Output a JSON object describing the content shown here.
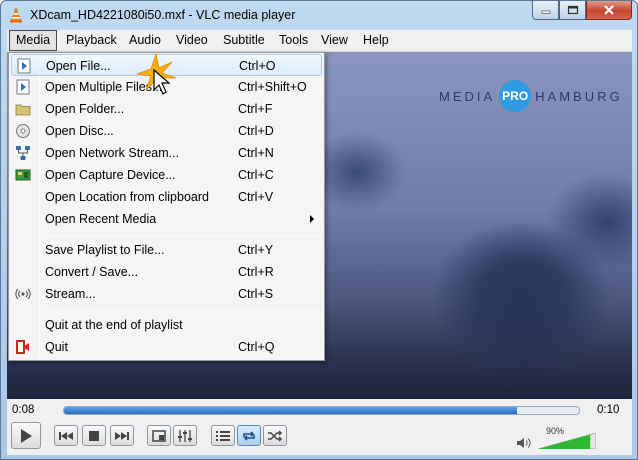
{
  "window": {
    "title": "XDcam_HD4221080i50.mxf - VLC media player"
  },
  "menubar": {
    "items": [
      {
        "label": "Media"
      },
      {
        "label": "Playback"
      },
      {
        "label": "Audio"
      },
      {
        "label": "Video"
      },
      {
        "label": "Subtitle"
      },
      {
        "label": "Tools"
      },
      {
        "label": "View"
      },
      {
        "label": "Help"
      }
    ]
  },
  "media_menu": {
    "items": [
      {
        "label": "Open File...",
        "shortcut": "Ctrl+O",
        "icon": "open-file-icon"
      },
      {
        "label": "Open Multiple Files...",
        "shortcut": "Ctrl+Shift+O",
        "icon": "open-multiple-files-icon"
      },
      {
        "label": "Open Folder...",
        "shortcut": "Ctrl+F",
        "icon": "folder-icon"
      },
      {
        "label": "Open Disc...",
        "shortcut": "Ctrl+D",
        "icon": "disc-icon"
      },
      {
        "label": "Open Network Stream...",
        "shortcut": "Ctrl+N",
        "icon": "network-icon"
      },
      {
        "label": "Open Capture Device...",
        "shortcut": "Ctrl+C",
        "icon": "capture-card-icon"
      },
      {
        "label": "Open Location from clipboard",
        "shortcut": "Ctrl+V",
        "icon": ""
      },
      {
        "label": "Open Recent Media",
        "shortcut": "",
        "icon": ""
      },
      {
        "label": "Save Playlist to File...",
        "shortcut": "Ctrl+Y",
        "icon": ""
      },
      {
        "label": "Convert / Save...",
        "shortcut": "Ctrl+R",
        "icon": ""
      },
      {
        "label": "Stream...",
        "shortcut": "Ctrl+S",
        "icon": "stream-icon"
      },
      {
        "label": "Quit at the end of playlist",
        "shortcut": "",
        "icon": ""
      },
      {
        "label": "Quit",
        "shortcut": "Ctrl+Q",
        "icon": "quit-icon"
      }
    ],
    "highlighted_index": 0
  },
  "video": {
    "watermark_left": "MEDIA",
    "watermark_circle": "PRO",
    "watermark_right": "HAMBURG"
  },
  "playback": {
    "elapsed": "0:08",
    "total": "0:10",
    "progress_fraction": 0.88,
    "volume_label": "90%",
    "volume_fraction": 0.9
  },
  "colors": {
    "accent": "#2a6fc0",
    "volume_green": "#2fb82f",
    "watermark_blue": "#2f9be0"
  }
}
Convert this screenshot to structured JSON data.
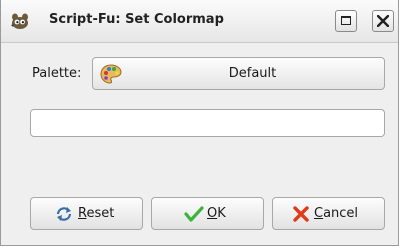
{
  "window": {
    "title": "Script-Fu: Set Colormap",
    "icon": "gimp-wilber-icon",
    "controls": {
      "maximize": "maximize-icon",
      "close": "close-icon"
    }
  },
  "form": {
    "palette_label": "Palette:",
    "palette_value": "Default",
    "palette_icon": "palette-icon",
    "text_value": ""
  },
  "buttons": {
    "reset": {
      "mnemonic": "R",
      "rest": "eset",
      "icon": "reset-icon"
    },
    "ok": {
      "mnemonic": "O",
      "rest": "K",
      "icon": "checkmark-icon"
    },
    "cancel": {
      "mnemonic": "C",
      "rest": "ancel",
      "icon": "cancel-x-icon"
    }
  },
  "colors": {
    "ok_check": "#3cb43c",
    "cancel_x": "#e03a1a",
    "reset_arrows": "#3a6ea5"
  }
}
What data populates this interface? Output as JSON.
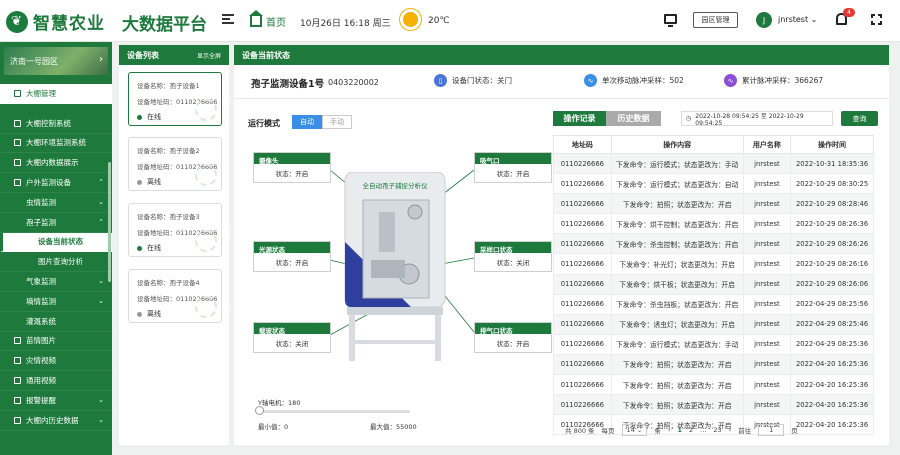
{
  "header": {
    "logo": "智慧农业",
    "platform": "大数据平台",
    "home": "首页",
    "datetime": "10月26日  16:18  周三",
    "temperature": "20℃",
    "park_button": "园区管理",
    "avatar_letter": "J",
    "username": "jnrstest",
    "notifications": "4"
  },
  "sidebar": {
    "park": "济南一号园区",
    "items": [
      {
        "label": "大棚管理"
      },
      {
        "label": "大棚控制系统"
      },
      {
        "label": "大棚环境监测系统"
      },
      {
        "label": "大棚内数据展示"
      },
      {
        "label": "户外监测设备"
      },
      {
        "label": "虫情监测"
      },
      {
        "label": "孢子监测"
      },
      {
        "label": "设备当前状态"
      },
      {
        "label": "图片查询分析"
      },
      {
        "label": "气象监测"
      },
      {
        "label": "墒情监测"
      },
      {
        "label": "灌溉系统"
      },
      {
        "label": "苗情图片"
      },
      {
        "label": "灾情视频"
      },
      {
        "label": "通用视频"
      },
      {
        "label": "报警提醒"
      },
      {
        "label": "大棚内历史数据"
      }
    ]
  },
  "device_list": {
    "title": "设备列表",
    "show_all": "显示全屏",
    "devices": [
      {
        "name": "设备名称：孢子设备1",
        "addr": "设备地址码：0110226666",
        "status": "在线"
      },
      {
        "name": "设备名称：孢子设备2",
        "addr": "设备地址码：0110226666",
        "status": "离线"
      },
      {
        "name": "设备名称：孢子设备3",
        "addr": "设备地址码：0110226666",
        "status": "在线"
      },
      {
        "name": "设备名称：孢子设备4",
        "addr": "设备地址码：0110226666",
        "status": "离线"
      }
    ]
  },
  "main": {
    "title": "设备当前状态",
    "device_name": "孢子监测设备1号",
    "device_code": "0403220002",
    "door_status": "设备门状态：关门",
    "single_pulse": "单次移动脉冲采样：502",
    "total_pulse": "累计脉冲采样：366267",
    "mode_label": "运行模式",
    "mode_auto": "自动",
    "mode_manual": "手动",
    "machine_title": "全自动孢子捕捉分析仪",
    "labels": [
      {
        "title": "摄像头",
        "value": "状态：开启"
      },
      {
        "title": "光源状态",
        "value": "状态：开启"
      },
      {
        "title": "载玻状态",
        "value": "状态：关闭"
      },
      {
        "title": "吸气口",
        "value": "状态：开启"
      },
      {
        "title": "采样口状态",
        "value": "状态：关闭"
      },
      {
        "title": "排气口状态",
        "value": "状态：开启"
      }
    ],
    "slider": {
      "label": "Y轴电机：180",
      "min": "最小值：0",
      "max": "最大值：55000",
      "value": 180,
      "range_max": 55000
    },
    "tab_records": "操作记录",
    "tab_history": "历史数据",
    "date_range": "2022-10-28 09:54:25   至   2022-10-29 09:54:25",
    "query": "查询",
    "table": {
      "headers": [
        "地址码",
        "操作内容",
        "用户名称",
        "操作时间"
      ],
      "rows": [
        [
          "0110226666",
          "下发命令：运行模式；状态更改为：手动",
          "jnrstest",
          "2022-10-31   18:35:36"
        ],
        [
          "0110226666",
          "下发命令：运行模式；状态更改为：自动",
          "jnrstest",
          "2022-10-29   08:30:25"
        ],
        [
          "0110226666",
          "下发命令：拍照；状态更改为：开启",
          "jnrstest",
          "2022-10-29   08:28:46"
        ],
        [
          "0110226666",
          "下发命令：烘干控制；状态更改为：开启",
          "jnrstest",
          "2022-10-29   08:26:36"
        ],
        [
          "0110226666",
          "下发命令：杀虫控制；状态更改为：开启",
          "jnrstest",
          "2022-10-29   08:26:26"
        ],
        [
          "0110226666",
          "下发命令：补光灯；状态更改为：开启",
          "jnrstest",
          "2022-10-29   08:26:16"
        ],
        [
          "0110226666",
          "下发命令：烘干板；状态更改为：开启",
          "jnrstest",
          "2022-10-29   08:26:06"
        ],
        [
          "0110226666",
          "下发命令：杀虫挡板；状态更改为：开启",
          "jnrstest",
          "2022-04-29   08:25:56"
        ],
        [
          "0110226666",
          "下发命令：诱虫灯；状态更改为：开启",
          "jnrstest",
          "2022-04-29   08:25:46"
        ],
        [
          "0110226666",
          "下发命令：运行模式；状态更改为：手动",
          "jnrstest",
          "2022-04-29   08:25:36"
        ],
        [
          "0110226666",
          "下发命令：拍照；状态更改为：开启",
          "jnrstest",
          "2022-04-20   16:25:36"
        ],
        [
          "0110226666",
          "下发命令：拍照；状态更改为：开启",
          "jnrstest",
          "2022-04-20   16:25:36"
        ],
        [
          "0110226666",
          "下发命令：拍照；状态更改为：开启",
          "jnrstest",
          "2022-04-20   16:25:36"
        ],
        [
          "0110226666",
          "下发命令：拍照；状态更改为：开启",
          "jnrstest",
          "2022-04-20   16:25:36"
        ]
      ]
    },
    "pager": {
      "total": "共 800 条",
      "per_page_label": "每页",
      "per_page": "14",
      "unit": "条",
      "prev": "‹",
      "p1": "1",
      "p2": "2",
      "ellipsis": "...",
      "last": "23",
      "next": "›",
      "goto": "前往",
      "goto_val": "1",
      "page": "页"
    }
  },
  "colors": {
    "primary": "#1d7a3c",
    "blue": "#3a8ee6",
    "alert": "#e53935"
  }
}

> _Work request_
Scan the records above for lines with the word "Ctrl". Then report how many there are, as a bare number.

> _Answer_
11